Limited in scale and quickly dispersed by the security forces, these small gatherings are a strong message addressed to President Sissi in view of the repressive lead screed imposed on the country. On the back of economic slump, anger rises in Egypt against the marshal and his army.
It's a series of videos that ignited the spirits. In these images in Arabic, an Egyptian entrepreneur, Mohamed Ali, exiled in Spain, claims that the authorities owe him millions of Egyptian pounds for achievements made by his Amlaak building company, in collaboration with the army, which oversees construction many projects in the country. Without providing any evidence, the man accuses the army of mismanagement of public funds in the construction of luxury hotels, presidential palaces, as well as for the grave of the mother of President Sissi, who died in 2015. According to this entrepreneur , who castigates "Proud projects" authorities, the army has "Builds many failed projects that have not brought any income to people".
Multiplication of megaprojects
Ali's accusations have been echoed by social networks and the Egyptian street. The increasing role played by the military in various sectors of the economy since Abdel Fattah Al-Sissi came to power in a military coup in the summer of 2013, and the proliferation of Megaprojects, such as the new administrative capital or the doubling of the Suez Canal, are attracting criticism.
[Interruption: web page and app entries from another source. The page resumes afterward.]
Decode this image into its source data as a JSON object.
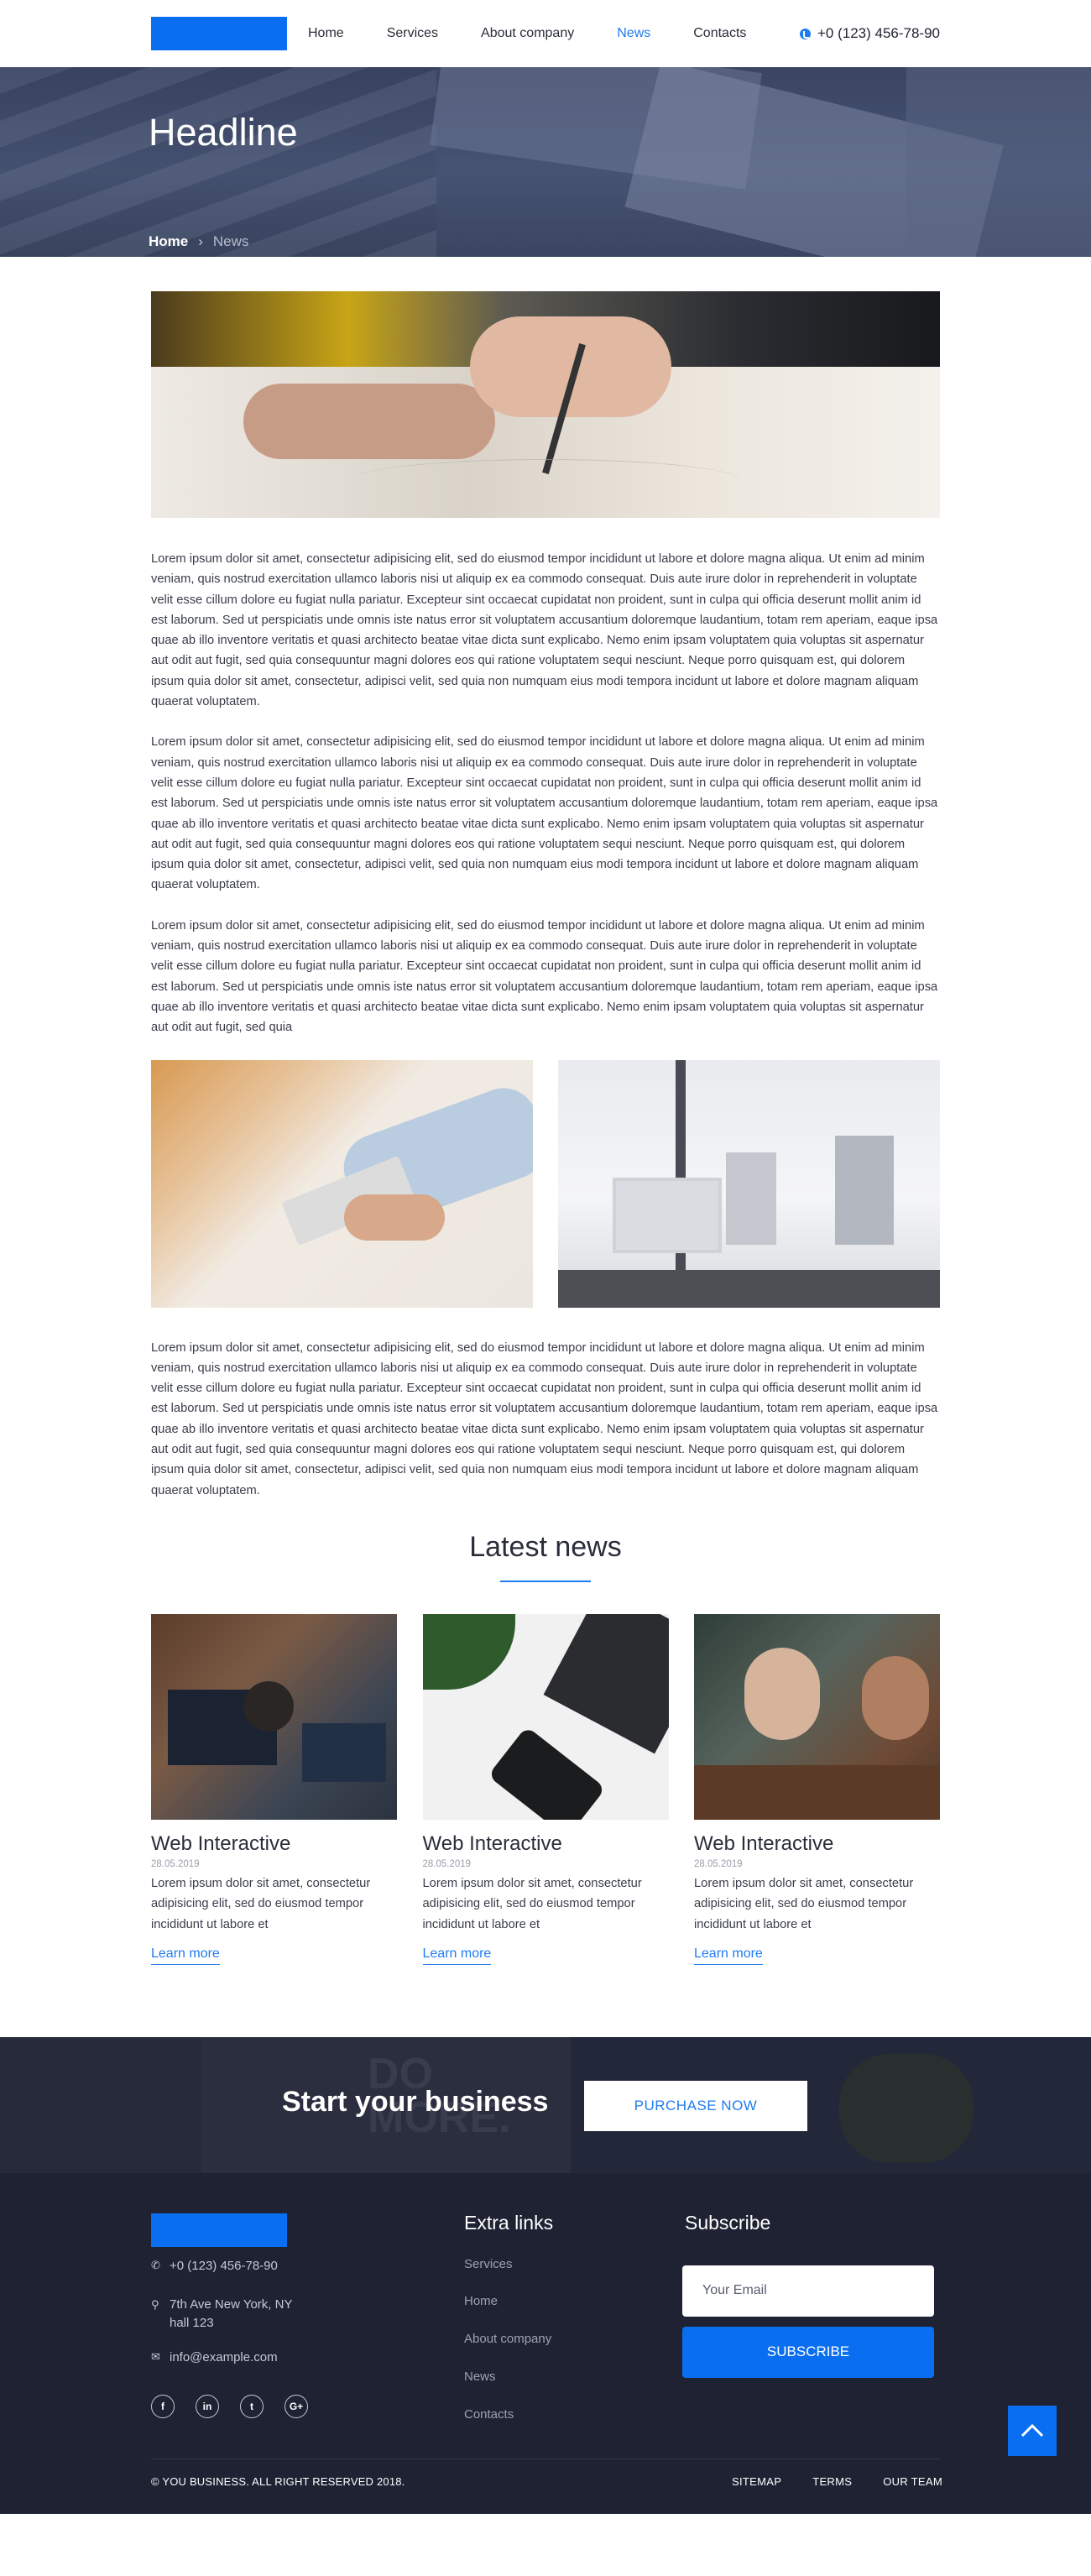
{
  "nav": {
    "items": [
      {
        "label": "Home"
      },
      {
        "label": "Services"
      },
      {
        "label": "About company"
      },
      {
        "label": "News"
      },
      {
        "label": "Contacts"
      }
    ],
    "active": "News",
    "phone": "+0 (123) 456-78-90"
  },
  "hero": {
    "title": "Headline",
    "breadcrumb_home": "Home",
    "breadcrumb_current": "News"
  },
  "article": {
    "paragraphs": [
      "Lorem ipsum dolor sit amet, consectetur adipisicing elit, sed do eiusmod tempor incididunt ut labore et dolore magna aliqua. Ut enim ad minim veniam, quis nostrud exercitation ullamco laboris nisi ut aliquip ex ea commodo consequat. Duis aute irure dolor in reprehenderit in voluptate velit esse cillum dolore eu fugiat nulla pariatur. Excepteur sint occaecat cupidatat non proident, sunt in culpa qui officia deserunt mollit anim id est laborum. Sed ut perspiciatis unde omnis iste natus error sit voluptatem accusantium doloremque laudantium, totam rem aperiam, eaque ipsa quae ab illo inventore veritatis et quasi architecto beatae vitae dicta sunt explicabo. Nemo enim ipsam voluptatem quia voluptas sit aspernatur aut odit aut fugit, sed quia consequuntur magni dolores eos qui ratione voluptatem sequi nesciunt. Neque porro quisquam est, qui dolorem ipsum quia dolor sit amet, consectetur, adipisci velit, sed quia non numquam eius modi tempora incidunt ut labore et dolore magnam aliquam quaerat voluptatem.",
      "Lorem ipsum dolor sit amet, consectetur adipisicing elit, sed do eiusmod tempor incididunt ut labore et dolore magna aliqua. Ut enim ad minim veniam, quis nostrud exercitation ullamco laboris nisi ut aliquip ex ea commodo consequat. Duis aute irure dolor in reprehenderit in voluptate velit esse cillum dolore eu fugiat nulla pariatur. Excepteur sint occaecat cupidatat non proident, sunt in culpa qui officia deserunt mollit anim id est laborum. Sed ut perspiciatis unde omnis iste natus error sit voluptatem accusantium doloremque laudantium, totam rem aperiam, eaque ipsa quae ab illo inventore veritatis et quasi architecto beatae vitae dicta sunt explicabo. Nemo enim ipsam voluptatem quia voluptas sit aspernatur aut odit aut fugit, sed quia consequuntur magni dolores eos qui ratione voluptatem sequi nesciunt. Neque porro quisquam est, qui dolorem ipsum quia dolor sit amet, consectetur, adipisci velit, sed quia non numquam eius modi tempora incidunt ut labore et dolore magnam aliquam quaerat voluptatem.",
      "Lorem ipsum dolor sit amet, consectetur adipisicing elit, sed do eiusmod tempor incididunt ut labore et dolore magna aliqua. Ut enim ad minim veniam, quis nostrud exercitation ullamco laboris nisi ut aliquip ex ea commodo consequat. Duis aute irure dolor in reprehenderit in voluptate velit esse cillum dolore eu fugiat nulla pariatur. Excepteur sint occaecat cupidatat non proident, sunt in culpa qui officia deserunt mollit anim id est laborum. Sed ut perspiciatis unde omnis iste natus error sit voluptatem accusantium doloremque laudantium, totam rem aperiam, eaque ipsa quae ab illo inventore veritatis et quasi architecto beatae vitae dicta sunt explicabo. Nemo enim ipsam voluptatem quia voluptas sit aspernatur aut odit aut fugit, sed quia",
      "Lorem ipsum dolor sit amet, consectetur adipisicing elit, sed do eiusmod tempor incididunt ut labore et dolore magna aliqua. Ut enim ad minim veniam, quis nostrud exercitation ullamco laboris nisi ut aliquip ex ea commodo consequat. Duis aute irure dolor in reprehenderit in voluptate velit esse cillum dolore eu fugiat nulla pariatur. Excepteur sint occaecat cupidatat non proident, sunt in culpa qui officia deserunt mollit anim id est laborum. Sed ut perspiciatis unde omnis iste natus error sit voluptatem accusantium doloremque laudantium, totam rem aperiam, eaque ipsa quae ab illo inventore veritatis et quasi architecto beatae vitae dicta sunt explicabo. Nemo enim ipsam voluptatem quia voluptas sit aspernatur aut odit aut fugit, sed quia consequuntur magni dolores eos qui ratione voluptatem sequi nesciunt. Neque porro quisquam est, qui dolorem ipsum quia dolor sit amet, consectetur, adipisci velit, sed quia non numquam eius modi tempora incidunt ut labore et dolore magnam aliquam quaerat voluptatem."
    ]
  },
  "latest": {
    "title": "Latest news",
    "cards": [
      {
        "title": "Web Interactive",
        "date": "28.05.2019",
        "excerpt": "Lorem ipsum dolor sit amet, consectetur adipisicing elit, sed do eiusmod tempor incididunt ut labore et",
        "link": "Learn more"
      },
      {
        "title": "Web Interactive",
        "date": "28.05.2019",
        "excerpt": "Lorem ipsum dolor sit amet, consectetur adipisicing elit, sed do eiusmod tempor incididunt ut labore et",
        "link": "Learn more"
      },
      {
        "title": "Web Interactive",
        "date": "28.05.2019",
        "excerpt": "Lorem ipsum dolor sit amet, consectetur adipisicing elit, sed do eiusmod tempor incididunt ut labore et",
        "link": "Learn more"
      }
    ]
  },
  "cta": {
    "title": "Start your business",
    "button": "PURCHASE NOW",
    "bg_text_1": "DO",
    "bg_text_2": "MORE."
  },
  "footer": {
    "phone": "+0 (123) 456-78-90",
    "address": "7th Ave New York, NY hall 123",
    "email": "info@example.com",
    "socials": [
      "facebook-icon",
      "linkedin-icon",
      "twitter-icon",
      "google-plus-icon"
    ],
    "extra_title": "Extra links",
    "links": [
      "Services",
      "Home",
      "About company",
      "News",
      "Contacts"
    ],
    "subscribe_title": "Subscribe",
    "email_placeholder": "Your Email",
    "subscribe_button": "SUBSCRIBE",
    "copyright": "© YOU BUSINESS. ALL RIGHT RESERVED 2018.",
    "legal": [
      "SITEMAP",
      "TERMS",
      "OUR TEAM"
    ]
  },
  "colors": {
    "accent": "#0a6ef0",
    "footer_bg": "#1e2233",
    "hero_bg": "#404b6a"
  }
}
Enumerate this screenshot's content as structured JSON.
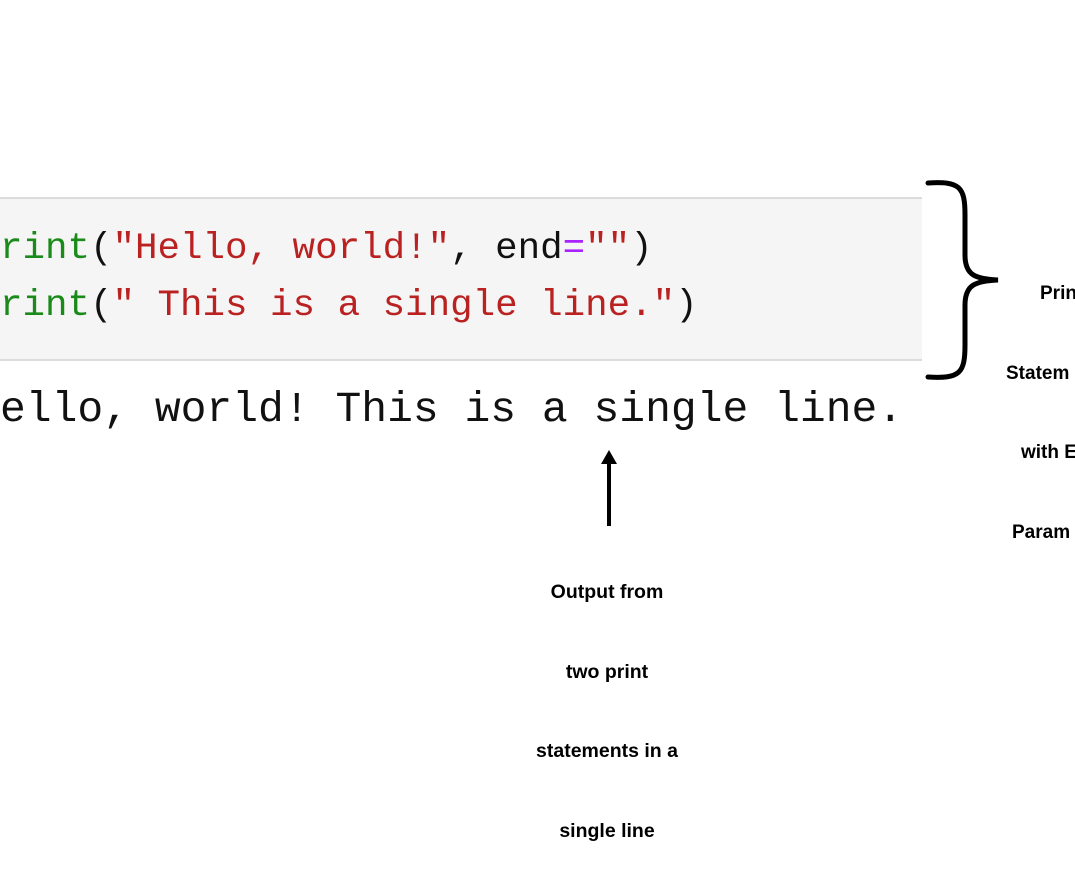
{
  "code_cell": {
    "lines": [
      {
        "func": "rint",
        "open": "(",
        "str1": "\"Hello, world!\"",
        "sep": ", end",
        "eq": "=",
        "str2": "\"\"",
        "close": ")"
      },
      {
        "func": "rint",
        "open": "(",
        "str1": "\" This is a single line.\"",
        "close": ")"
      }
    ],
    "colors": {
      "function": "#1a8a1a",
      "string": "#ba2121",
      "operator": "#aa22ff",
      "background": "#f5f5f5"
    }
  },
  "output": {
    "text": "ello, world! This is a single line."
  },
  "annotations": {
    "bottom_label": [
      "Output from",
      "two print",
      "statements in a",
      "single line"
    ],
    "right_label": [
      "Prin",
      "Statem",
      "with E",
      "Param"
    ]
  }
}
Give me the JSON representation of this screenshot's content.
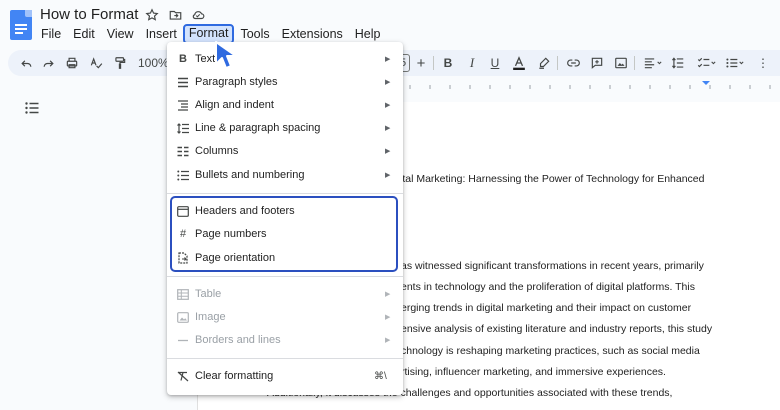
{
  "document": {
    "title": "How to Format"
  },
  "menubar": {
    "items": [
      "File",
      "Edit",
      "View",
      "Insert",
      "Format",
      "Tools",
      "Extensions",
      "Help"
    ],
    "active": "Format"
  },
  "toolbar": {
    "zoom": "100%",
    "font_size": "5"
  },
  "format_menu": {
    "items": [
      {
        "label": "Text",
        "icon": "bold-icon",
        "submenu": true
      },
      {
        "label": "Paragraph styles",
        "icon": "paragraph-styles-icon",
        "submenu": true
      },
      {
        "label": "Align and indent",
        "icon": "align-indent-icon",
        "submenu": true
      },
      {
        "label": "Line & paragraph spacing",
        "icon": "line-spacing-icon",
        "submenu": true
      },
      {
        "label": "Columns",
        "icon": "columns-icon",
        "submenu": true
      },
      {
        "label": "Bullets and numbering",
        "icon": "bullets-icon",
        "submenu": true
      },
      {
        "label": "Headers and footers",
        "icon": "header-footer-icon",
        "submenu": false
      },
      {
        "label": "Page numbers",
        "icon": "hash-icon",
        "submenu": false
      },
      {
        "label": "Page orientation",
        "icon": "page-orientation-icon",
        "submenu": false
      },
      {
        "label": "Table",
        "icon": "table-icon",
        "submenu": true,
        "disabled": true
      },
      {
        "label": "Image",
        "icon": "image-icon",
        "submenu": true,
        "disabled": true
      },
      {
        "label": "Borders and lines",
        "icon": "borders-icon",
        "submenu": true,
        "disabled": true
      },
      {
        "label": "Clear formatting",
        "icon": "clear-formatting-icon",
        "shortcut": "⌘\\"
      }
    ],
    "highlight_color": "#2b4fbf"
  },
  "body_text": [
    "ital Marketing: Harnessing the Power of Technology for Enhanced",
    "as witnessed significant transformations in recent years, primarily",
    "ents in technology and the proliferation of digital platforms. This",
    "erging trends in digital marketing and their impact on customer",
    "ensive analysis of existing literature and industry reports, this study",
    "chnology is reshaping marketing practices, such as social media",
    "rtising, influencer marketing, and immersive experiences.",
    "Additionally, it discusses the challenges and opportunities associated with these trends,"
  ],
  "colors": {
    "accent": "#2f6ae0",
    "toolbar_bg": "#edf2fa",
    "doc_icon": "#4285f4"
  }
}
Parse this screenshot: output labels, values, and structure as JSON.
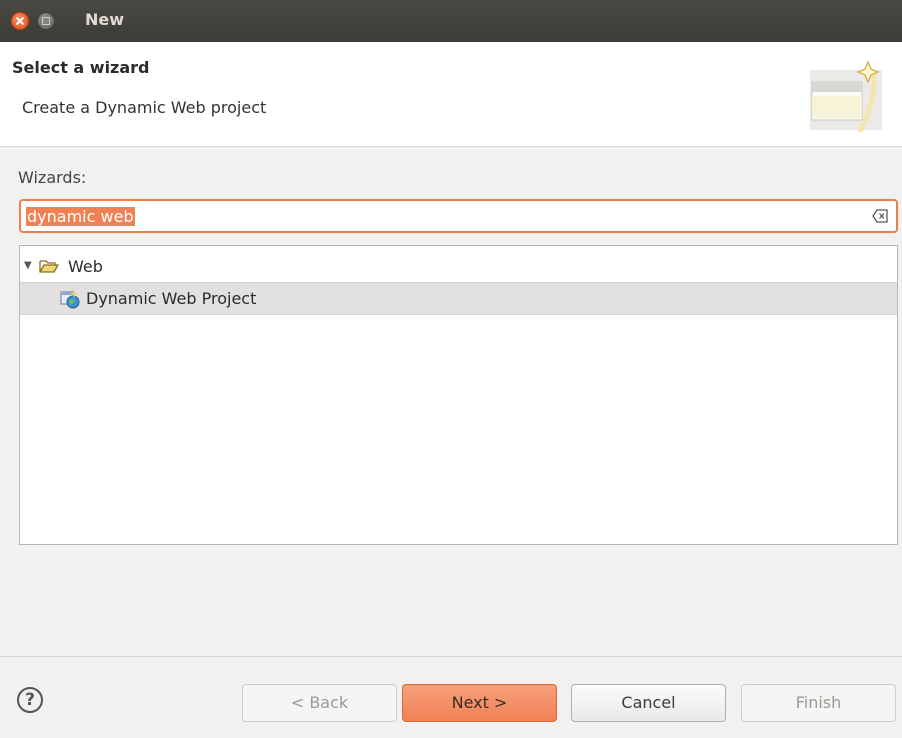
{
  "window": {
    "title": "New"
  },
  "header": {
    "title": "Select a wizard",
    "description": "Create a Dynamic Web project"
  },
  "wizards": {
    "label": "Wizards:",
    "filter_value": "dynamic web",
    "tree": [
      {
        "label": "Web",
        "icon": "folder-open-icon",
        "expanded": true
      },
      {
        "label": "Dynamic Web Project",
        "icon": "web-project-icon",
        "selected": true
      }
    ]
  },
  "buttons": {
    "help": "?",
    "back": "< Back",
    "next": "Next >",
    "cancel": "Cancel",
    "finish": "Finish"
  },
  "colors": {
    "accent": "#ef8154",
    "titlebar": "#3c3b37",
    "selection": "#e2e1df"
  }
}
Many people believe that the billions of euros invested in these projects would have been better used to rebuild a weak economy and improve public services, while the austerity measures imposed since 2016 have hit the population hard, almost a third of whom are already living below the poverty line.